***** DATA TO USE *****
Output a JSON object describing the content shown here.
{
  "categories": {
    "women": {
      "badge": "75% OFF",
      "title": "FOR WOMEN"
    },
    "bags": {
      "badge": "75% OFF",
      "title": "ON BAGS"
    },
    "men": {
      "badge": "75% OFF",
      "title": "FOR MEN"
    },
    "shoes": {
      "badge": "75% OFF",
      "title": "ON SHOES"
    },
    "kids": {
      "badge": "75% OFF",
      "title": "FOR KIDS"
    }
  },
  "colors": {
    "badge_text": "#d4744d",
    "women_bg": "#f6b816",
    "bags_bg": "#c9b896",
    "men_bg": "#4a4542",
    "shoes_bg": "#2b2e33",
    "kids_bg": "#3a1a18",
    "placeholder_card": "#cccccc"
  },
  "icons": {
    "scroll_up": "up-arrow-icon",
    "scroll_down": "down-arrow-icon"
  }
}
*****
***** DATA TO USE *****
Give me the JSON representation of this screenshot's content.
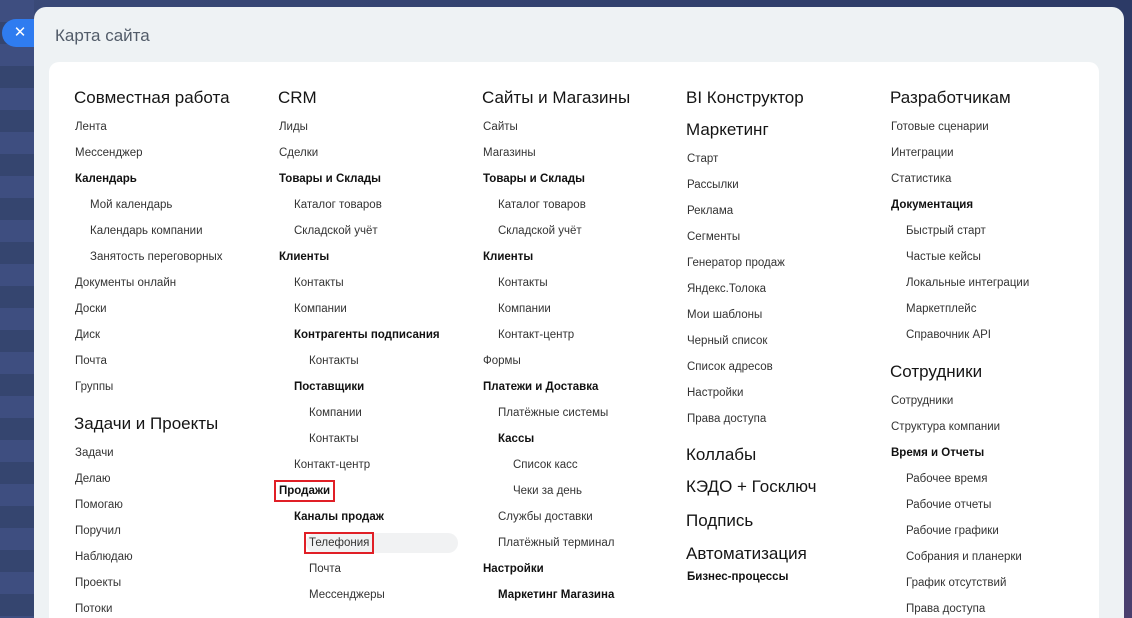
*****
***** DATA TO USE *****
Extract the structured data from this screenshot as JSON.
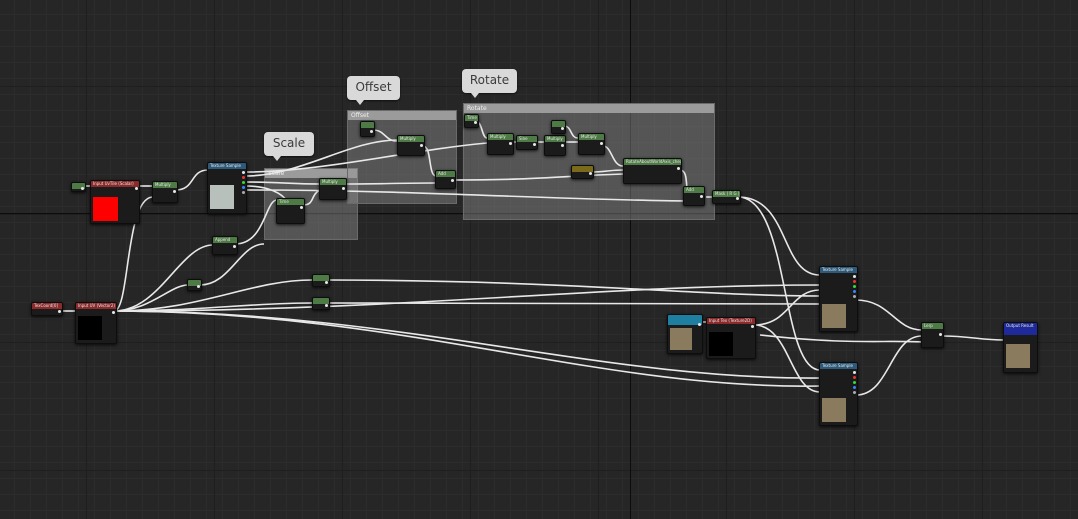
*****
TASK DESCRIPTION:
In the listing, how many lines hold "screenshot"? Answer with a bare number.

ANSWER SECTION:
2